Friday, April 13, 2018
Munger Research Center, Seaver 3
The Huntington

Daniel Lewis discusses the shifting and complex meanings of being "native" and his new book, "Belonging on an Island: Birds, Extinction, and Evolution in Hawai’i." Focusing on four species—the Stumbling Moa-Nalo, the Kaua‘I ‘O‘o, the Palila, and the Japanese White-Eye, Lewis' work spans more than 1,000 years and challenges current paradigms on biocultural nativeness and belonging. Lewis is Dibner Senior Curator for the History of Science and Technology at The Huntington Library and teaches at the California Institute of Technology and Claremont Graduate University.

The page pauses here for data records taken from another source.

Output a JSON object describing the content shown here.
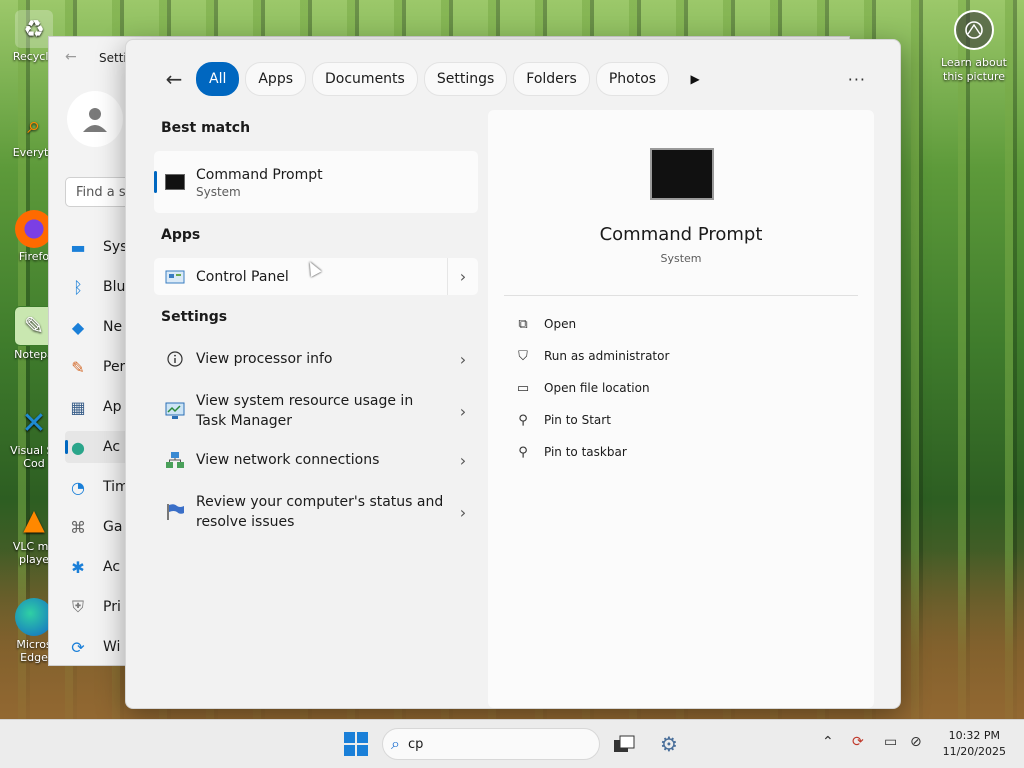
{
  "desktop": {
    "icons": [
      {
        "label": "Recycle",
        "icon": "recycle-bin-icon"
      },
      {
        "label": "Everyth",
        "icon": "everything-app-icon"
      },
      {
        "label": "Firefo",
        "icon": "firefox-icon"
      },
      {
        "label": "Notepa",
        "icon": "notepad-icon"
      },
      {
        "label": "Visual St",
        "label2": "Cod",
        "icon": "vscode-icon"
      },
      {
        "label": "VLC me",
        "label2": "playe",
        "icon": "vlc-icon"
      },
      {
        "label": "Micros",
        "label2": "Edge",
        "icon": "edge-icon"
      }
    ],
    "learn_about": "Learn about this picture"
  },
  "settings_window": {
    "title": "Setti",
    "search_placeholder": "Find a se",
    "nav": [
      {
        "label": "Sys",
        "icon": "system-icon"
      },
      {
        "label": "Blu",
        "icon": "bluetooth-icon"
      },
      {
        "label": "Ne",
        "icon": "network-icon"
      },
      {
        "label": "Per",
        "icon": "personalization-icon"
      },
      {
        "label": "Ap",
        "icon": "apps-icon"
      },
      {
        "label": "Ac",
        "icon": "accounts-icon",
        "selected": true
      },
      {
        "label": "Tim",
        "icon": "time-icon"
      },
      {
        "label": "Ga",
        "icon": "gaming-icon"
      },
      {
        "label": "Ac",
        "icon": "accessibility-icon"
      },
      {
        "label": "Pri",
        "icon": "privacy-icon"
      },
      {
        "label": "Wi",
        "icon": "windows-update-icon"
      }
    ]
  },
  "search": {
    "filters": [
      "All",
      "Apps",
      "Documents",
      "Settings",
      "Folders",
      "Photos"
    ],
    "active_filter": "All",
    "best_match_heading": "Best match",
    "best_match": {
      "name": "Command Prompt",
      "type": "System"
    },
    "apps_heading": "Apps",
    "apps": [
      {
        "name": "Control Panel"
      }
    ],
    "settings_heading": "Settings",
    "settings_results": [
      {
        "line1": "View processor info",
        "line2": "",
        "icon": "info-icon"
      },
      {
        "line1": "View system resource usage in",
        "line2": "Task Manager",
        "icon": "task-manager-icon"
      },
      {
        "line1": "View network connections",
        "line2": "",
        "icon": "network-connections-icon"
      },
      {
        "line1": "Review your computer's status and",
        "line2": "resolve issues",
        "icon": "security-flag-icon"
      }
    ],
    "preview": {
      "name": "Command Prompt",
      "type": "System",
      "actions": [
        {
          "label": "Open",
          "icon": "open-external-icon"
        },
        {
          "label": "Run as administrator",
          "icon": "shield-admin-icon"
        },
        {
          "label": "Open file location",
          "icon": "folder-icon"
        },
        {
          "label": "Pin to Start",
          "icon": "pin-icon"
        },
        {
          "label": "Pin to taskbar",
          "icon": "pin-icon"
        }
      ]
    }
  },
  "taskbar": {
    "search_value": "cp",
    "time": "10:32 PM",
    "date": "11/20/2025"
  },
  "colors": {
    "accent": "#0067c0"
  }
}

His previous books include "The Feathery Tribe" (Yale, 2012) and "Iron Horse Imperialism" (U of Arizona Press, 2007).

This conversation is part of a brown bag luncheon series sponsored by ICW. The event is open to any who wish to attend so please feel free to bring your own lunch and join us.